Small Fry Outdoors

Ichildren in hammockn an effort to find balance in an increasingly hectic world we have forgotten that spending time outside is a vital part of the overall mix. To achieve optimum emotional, physical and spiritual health for our children we need to turf them outside to play and learn in an unstructured way. Why?

Outdoors does SIX critical things for our children:

  1. It combats obesity – even just one or two hours a week will help.
  2. It’s a great destresser. Little children can get just as stressed as us. Down time is as important to them as it is to us. Periods of quiet reflection outdoors recharges little bodies and minds making them more capable and focussed during times of formal learning, be it at home pre-school or primary school. (examples: hidey holes and imaginary homes, watching ants, prisms and shadow puppets.

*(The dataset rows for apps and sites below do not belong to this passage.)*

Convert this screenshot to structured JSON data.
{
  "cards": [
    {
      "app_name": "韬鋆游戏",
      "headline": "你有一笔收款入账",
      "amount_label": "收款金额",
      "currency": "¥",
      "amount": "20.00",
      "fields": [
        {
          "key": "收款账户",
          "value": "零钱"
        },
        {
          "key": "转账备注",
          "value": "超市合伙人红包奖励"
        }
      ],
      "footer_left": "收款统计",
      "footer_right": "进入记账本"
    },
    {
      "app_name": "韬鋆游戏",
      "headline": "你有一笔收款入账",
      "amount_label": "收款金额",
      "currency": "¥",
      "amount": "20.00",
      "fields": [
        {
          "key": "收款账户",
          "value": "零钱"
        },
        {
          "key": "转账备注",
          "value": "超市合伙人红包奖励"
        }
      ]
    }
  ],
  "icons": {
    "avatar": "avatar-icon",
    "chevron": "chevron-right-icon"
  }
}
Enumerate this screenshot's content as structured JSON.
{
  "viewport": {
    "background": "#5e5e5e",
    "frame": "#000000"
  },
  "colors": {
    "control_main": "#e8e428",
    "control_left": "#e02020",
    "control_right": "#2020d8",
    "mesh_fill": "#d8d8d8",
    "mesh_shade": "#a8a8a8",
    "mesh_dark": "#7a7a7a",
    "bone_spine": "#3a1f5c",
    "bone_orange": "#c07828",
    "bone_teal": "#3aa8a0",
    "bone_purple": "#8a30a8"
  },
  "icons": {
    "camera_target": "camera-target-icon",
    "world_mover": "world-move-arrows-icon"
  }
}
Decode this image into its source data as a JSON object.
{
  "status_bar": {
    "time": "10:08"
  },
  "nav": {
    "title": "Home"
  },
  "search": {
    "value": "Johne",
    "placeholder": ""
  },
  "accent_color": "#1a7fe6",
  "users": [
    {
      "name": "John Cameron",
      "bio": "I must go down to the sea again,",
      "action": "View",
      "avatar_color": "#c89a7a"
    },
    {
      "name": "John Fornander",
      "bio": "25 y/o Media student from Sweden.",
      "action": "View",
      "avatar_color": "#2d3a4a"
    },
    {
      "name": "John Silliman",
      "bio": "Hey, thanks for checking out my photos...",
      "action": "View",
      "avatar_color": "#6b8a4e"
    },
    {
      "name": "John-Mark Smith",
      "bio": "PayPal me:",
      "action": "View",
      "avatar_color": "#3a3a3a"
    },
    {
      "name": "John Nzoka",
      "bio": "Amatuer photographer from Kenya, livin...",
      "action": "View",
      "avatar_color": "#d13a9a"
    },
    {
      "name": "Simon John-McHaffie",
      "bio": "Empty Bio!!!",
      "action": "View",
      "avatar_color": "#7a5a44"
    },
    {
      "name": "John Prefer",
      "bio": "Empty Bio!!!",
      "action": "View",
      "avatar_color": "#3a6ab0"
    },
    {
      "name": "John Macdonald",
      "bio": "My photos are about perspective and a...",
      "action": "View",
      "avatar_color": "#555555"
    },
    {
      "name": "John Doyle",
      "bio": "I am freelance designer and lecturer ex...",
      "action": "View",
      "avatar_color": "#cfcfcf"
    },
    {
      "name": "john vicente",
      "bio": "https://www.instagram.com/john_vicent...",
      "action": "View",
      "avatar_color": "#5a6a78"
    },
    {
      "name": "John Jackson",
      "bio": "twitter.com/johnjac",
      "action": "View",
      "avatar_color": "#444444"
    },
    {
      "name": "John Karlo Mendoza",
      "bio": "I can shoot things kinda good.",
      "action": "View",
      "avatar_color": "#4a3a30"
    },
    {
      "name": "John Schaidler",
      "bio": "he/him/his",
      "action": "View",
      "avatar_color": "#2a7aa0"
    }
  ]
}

And sometimes we need to get them out of our hair! Mother Nature can be a good circuit breaker when tempers get frayed. (Example: give them an active project when this is case - kicking a ball, “painting” the fence with water or chalk, tip or hide n’ seek).
  3. Develops fine and gross motor skills – (jumping, climbing, skipping, picking flowers etc) and provides lessons on the senses and various concepts such as literacy and numeracy (leaf counting, life cycle).
  4. Helps imagination and creativity – (fairies and goblins, magic potions). Imaginative play is essential for brain development and has been linked to improving IQ. Spending time outdoors grows smarter children.
  5. Provides unstructured play which encourages resilience, independence and self-confidence – it lessens the likelihood of learned helplessness. That is, if we do everything for our children and over-structure their play it can result in an over-reliance on others to provide their entertainment and this diminishes their capacity to independently learn. The child who suffers from learned helplessness will always rely on others, or turn to others, for solutions which can result in poor social skills and low self-esteem. They will not become future leaders nor will they manage the school yard as effectively as they could. They could become more prone to bullying or become bullies themselves.
  6. Gives them an early understanding of the environment and their place within it. This helps with understanding complex issues such as climate change and teaches them about food, medicinal and shelter sources. This is critical given they are the future custodians of our planet. (examples: leaf hunting, storm watch, water catchers).

Five top tips for getting children outside:

  1. Entrance them. Help them find fairies and trolls everywhere. Use natural resources in imaginative play. Agapanthus becomes sword, cicadas become brooches, rainbow chasing. By making the outdoor experience a magical & fun one for little children we can lead them to developing their own sustained interest in the practical side of being outdoors.
  2. Give them a regular outdoor project. A veggie patch is a great start. Or a nature journal, rain gauge, mushroom kit.
  3. Involve them early in your outdoor chores. Eg weeding, hanging out the washing, washing the dog, pruning, watering the garden. Make it fun!
  4. Take their indoor activities outside – lego, handheld computer games, books, colouring in.
  5. Encourage them to be as wild as they want. Let them learn that outside is a place where they can dance, sing and yell their little lungs out.

Small Fry Outdoors is available at all good bookstores or visit  All of the activities contained within the book are free or low cost.